“The costs of administering it would likely be outweighed by the savings we would see by incentivizing work,” he told the committee. “But again, I don’t want to get too far into the detail of how this would be implemented because we are several steps away from that.”
As written, the proposed amendment would make an exception to the Medicaid constitutional language — which says the state “may not impose greater or additional burdens or restrictions” on those newly eligible for the Medicaid expansion program — allowing the legislature to consider imposing work requirements on “any person, under this section, who is able-bodied.”
The proposal to offer voters an opportunity to impose work requirements on able-bodied individuals carries the support of 30 lawmakers.
The legislature can refer ballot measures and amendments to voters with a majority vote in each chamber. Were Venhuizen’s proposal to succeed this session, it would go onto the ballot in the 2024 general election.
The Medicaid program, as it currently stands in the state, is a federal-state cost-share health care program available to children, low-income families and disabled adults.
However, upon the successful expansion of Medicaid last election, the eligible population grew, raising the eligible income levels for low-income families and allowing any adult under 138.5% of the federal poverty line to access the program.
Unlike the populations that Medicaid traditionally serves, Venhuizen argued, many in the expanded population are able to work.
Still, opponents to the proposal, many of them representing health care organizations in the state, expressed concern that the definition of “able-bodied” in the relatively general amendment offered by Venhuizen could have negative consequences.

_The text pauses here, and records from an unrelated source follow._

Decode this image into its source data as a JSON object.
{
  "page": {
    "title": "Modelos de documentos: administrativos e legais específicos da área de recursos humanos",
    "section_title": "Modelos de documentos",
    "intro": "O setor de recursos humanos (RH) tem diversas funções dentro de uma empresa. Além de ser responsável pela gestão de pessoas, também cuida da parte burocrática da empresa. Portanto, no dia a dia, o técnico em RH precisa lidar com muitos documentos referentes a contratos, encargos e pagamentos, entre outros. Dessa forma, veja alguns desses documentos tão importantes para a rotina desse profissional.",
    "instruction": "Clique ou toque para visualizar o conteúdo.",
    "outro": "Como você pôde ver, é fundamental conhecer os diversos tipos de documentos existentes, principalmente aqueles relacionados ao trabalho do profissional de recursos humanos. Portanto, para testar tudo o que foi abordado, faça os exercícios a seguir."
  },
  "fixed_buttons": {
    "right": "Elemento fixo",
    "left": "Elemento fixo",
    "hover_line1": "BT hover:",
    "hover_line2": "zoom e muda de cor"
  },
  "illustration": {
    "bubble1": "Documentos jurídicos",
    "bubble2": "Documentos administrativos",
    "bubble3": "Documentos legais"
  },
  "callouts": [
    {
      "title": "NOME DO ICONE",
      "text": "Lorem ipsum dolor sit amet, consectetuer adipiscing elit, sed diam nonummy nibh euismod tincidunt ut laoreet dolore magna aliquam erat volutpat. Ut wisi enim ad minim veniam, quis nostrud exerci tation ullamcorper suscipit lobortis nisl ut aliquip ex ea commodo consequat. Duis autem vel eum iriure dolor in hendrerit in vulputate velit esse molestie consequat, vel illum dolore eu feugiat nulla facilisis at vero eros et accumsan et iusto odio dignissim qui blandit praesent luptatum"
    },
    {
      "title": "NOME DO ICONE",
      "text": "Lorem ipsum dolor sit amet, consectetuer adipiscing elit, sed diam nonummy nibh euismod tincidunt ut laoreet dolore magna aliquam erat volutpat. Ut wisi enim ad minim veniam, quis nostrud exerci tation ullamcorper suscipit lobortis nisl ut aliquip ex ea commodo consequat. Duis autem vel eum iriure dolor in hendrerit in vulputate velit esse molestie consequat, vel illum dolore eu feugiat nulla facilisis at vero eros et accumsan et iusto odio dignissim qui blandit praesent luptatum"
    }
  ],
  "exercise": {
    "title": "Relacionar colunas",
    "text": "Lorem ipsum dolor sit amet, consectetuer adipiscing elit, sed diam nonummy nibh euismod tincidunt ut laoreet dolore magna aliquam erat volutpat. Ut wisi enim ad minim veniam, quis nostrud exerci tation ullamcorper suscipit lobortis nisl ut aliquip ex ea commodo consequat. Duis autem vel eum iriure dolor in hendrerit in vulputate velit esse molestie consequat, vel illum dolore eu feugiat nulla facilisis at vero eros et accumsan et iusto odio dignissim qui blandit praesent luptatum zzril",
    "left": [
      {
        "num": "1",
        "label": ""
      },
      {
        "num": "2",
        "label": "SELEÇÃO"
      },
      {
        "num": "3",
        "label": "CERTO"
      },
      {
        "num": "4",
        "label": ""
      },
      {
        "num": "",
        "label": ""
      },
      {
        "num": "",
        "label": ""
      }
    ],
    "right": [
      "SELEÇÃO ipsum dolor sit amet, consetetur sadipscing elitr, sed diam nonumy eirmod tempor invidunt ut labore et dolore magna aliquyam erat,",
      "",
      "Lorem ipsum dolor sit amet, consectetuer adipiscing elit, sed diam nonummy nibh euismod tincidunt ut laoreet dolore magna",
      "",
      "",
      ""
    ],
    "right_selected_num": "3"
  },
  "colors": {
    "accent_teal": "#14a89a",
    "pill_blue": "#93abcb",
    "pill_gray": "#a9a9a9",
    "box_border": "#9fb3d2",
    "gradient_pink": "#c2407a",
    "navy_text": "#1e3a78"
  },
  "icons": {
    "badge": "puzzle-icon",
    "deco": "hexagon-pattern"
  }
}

“I think the lack of definition around the word able bodied [is a concern.] We saw this in North Dakota actually a lot when I was spending some time up there with the legislature, folks that deal with mental health issues,” said Tim Rave, the executive director of the South Dakota Association of Healthcare Organizations. “They’re probably physically able to work if that was the definition, but the challenges that they’re having with their mental health problems could be prohibiting them from being active in employment.“
Other opposing arguments cited research from Arkansas that work requirements created “substantial coverage loss” among expanded populations and the infeasibility of implementation due to federal opposition.
While the Biden administration has struck down work requirements in every case — as Medicaid is a program with federal oversight and states must seek approval to change certain rules — Venhuizen noted that 13 states imposed these requirements under the Trump administration, and nine more, including South Dakota, pending approval.
“I do think it’s fair to assume that, if there’s a change in administration, this could be back on the table,” he said.
Venhuizen and the members of the committee in favor of moving the proposal to the House floor argued that several of the points brought up by the opposition were well-founded; however, he argued that giving the legislature the option to discuss the proposal would be the better venue for discussing the specifics.
“I thought that line of argument raised an important concern,” Venhuizen said, specifically referencing a point raised about the seasonal nature of parts of the state economy. “I can see arguments on both sides, but that’s exactly the kind of thing we should be thinking about [as a legislature.] It’s a little concerning to me that the Medicaid amendment in its current form makes that decision for us.”